While most people are familiar with 3D printing as something your engineer neighbor messes around with in their basement to produce small models, the applications of the technology can be much more significant than a hobbyist's weekend activity. The technology is being used in some mission critical and massive scale projects across government.
An early, small-scale application of 3D printing in the construction industry was recreating historical fixtures for renovations. Historical buildings, many of which house government agencies and government-run museums, have light fixtures, molding, door knobs, etc. that may need replacing. Finding actual replacements for centuries old materials is incredibly difficult and building them from traditional materials is time consuming and costly. 3D printing has proven to be a valuable solution to maintaining the historical look quickly and at a much reduced cost.

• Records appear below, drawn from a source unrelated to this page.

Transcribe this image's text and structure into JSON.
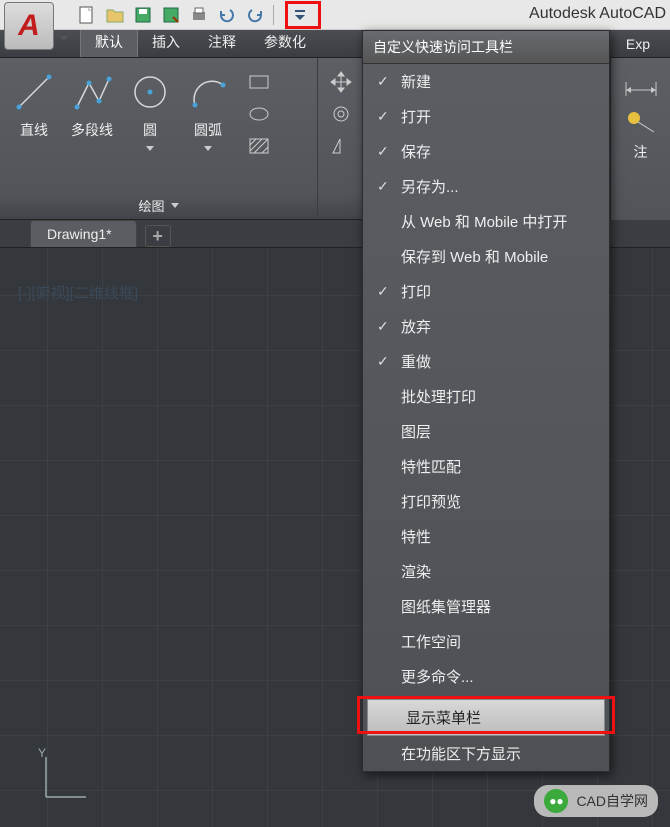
{
  "app": {
    "title": "Autodesk AutoCAD",
    "logo_letter": "A"
  },
  "qat": {
    "dropdown_tooltip": "自定义快速访问工具栏"
  },
  "ribbon_tabs": {
    "active": "默认",
    "items": [
      "默认",
      "插入",
      "注释",
      "参数化"
    ],
    "extra": "Exp"
  },
  "ribbon": {
    "draw": {
      "line": "直线",
      "polyline": "多段线",
      "circle": "圆",
      "arc": "圆弧",
      "panel_title": "绘图"
    },
    "right_frag_label": "注"
  },
  "doc": {
    "tab_name": "Drawing1*",
    "view_label": "[-][俯视][二维线框]"
  },
  "dropdown": {
    "title": "自定义快速访问工具栏",
    "items": [
      {
        "label": "新建",
        "checked": true
      },
      {
        "label": "打开",
        "checked": true
      },
      {
        "label": "保存",
        "checked": true
      },
      {
        "label": "另存为...",
        "checked": true
      },
      {
        "label": "从 Web 和 Mobile 中打开",
        "checked": false
      },
      {
        "label": "保存到 Web 和 Mobile",
        "checked": false
      },
      {
        "label": "打印",
        "checked": true
      },
      {
        "label": "放弃",
        "checked": true
      },
      {
        "label": "重做",
        "checked": true
      },
      {
        "label": "批处理打印",
        "checked": false
      },
      {
        "label": "图层",
        "checked": false
      },
      {
        "label": "特性匹配",
        "checked": false
      },
      {
        "label": "打印预览",
        "checked": false
      },
      {
        "label": "特性",
        "checked": false
      },
      {
        "label": "渲染",
        "checked": false
      },
      {
        "label": "图纸集管理器",
        "checked": false
      },
      {
        "label": "工作空间",
        "checked": false
      },
      {
        "label": "更多命令...",
        "checked": false
      }
    ],
    "hl_item": "显示菜单栏",
    "last_item": "在功能区下方显示"
  },
  "watermark": {
    "text": "CAD自学网"
  }
}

Beyond patching and design updates, 3D printing is now being used to construct entire buildings. The University of Maine built a 600 square foot 3D printed home utilizing wood fibers. Similarly, a team in Virginia constructed a concrete-based home using 3D printing technology. Construction with 3D printing can take as little as a couple of days. Community leaders are looking at it as a way to address the shortage of affordable housing nationwide-a 3.8 million unit shortfall. Additionally, the use of environmentally friendly materials, like the wood fiber used in Maine, can improve the sustainability of communities.
Even when supply chains are working well, sometimes things break and you urgently need a part that is not readily available. The DoD is utilizing 3D printing to fill these kinds of gaps. Air Force officials in Virginia were able to 3D print a piece that was critical for needed refueling equipment. A replacement was created using a 3D printer in just a few minutes at a cost of just 25 cents. This kind of cost and time savings are getting noticed with a White House-backed consortium pushing smaller aerospace and defense suppliers to manufacture more 3D printed parts and use them in weapons to further ease the replacement and maintenance.
Availability of parts is especially scarce when ships are at sea, therefore, the Navy is working to deploy the first 3D printer onboard a warship. This particulate machine is unique as it is able to print using durable, raw materials including metal. Similarly, Army Materiel Command is looking at 3D printing as a way to get needed parts and technologies to mobilized soldiers.
GovEvents and GovWhitePapers feature a number of resources that address new dimensions for 3D printing.
- 2nd Annual Assured Logistics Summit (April 12-13, 2023; Oxen Hill, MD) - This event will explore efforts to supply persistent logistics in unpredictable operational environments. It will address the challenges of transporting materials, equipment, and people in an era of Strategic Competition to ensure the sustainability and survivability of the defense supply chain.
- Gartner Supply Chain Symposium/Xpo (May 8-10, 2023; Lake Buena Vista, FL) - This event will explore big ideas and deliver actionable insights to help supply chain leaders develop agile and resilient supply chain strategies, mitigate risk and respond to disruption, pursue digital initiatives, and prioritize technology investments to achieve objectives.
- Additive Manufacturing for U.S. Aerospace, Defense and Space (June 13-14, 2023; Orlando, FL) - Additive Manufacturing, or 3D printing, is quickly becoming a staple component of advanced manufacturing capability across the aerospace, space and defense industrial base. This senior and expert-led Summit will highlight the ongoing efforts to empower knowledge sharing and collaboration with those across the US military, government agencies, prime contractors and leading space companies.
- Middle-Tier Defense Acquisitions: Rapid Prototyping and Fielding Requires Changes to Oversight and Development Approaches (white paper) - The Department of Defense (DOD) is continually challenged to deliver capabilities to its warfighters at the pace of innovation. This report assesses the extent to which DOD effectively implemented policies, guidance, and processes to provide DOD with reliable data.
- Game Changer: In-Space Servicing, Assembly, and Manufacturing for the New Space Economy (white paper) - Technological progress in spacecraft life extension, debris removal, space operations autonomy, and robotics will disrupt the traditional paradigm of spacecraft design, acquisition, launch, operations, and maintenance. A new generation of spacecraft designed specifically for In-space Servicing, Assembly, and Manufacturing (ISAM) is leading this charge towards a new space economy.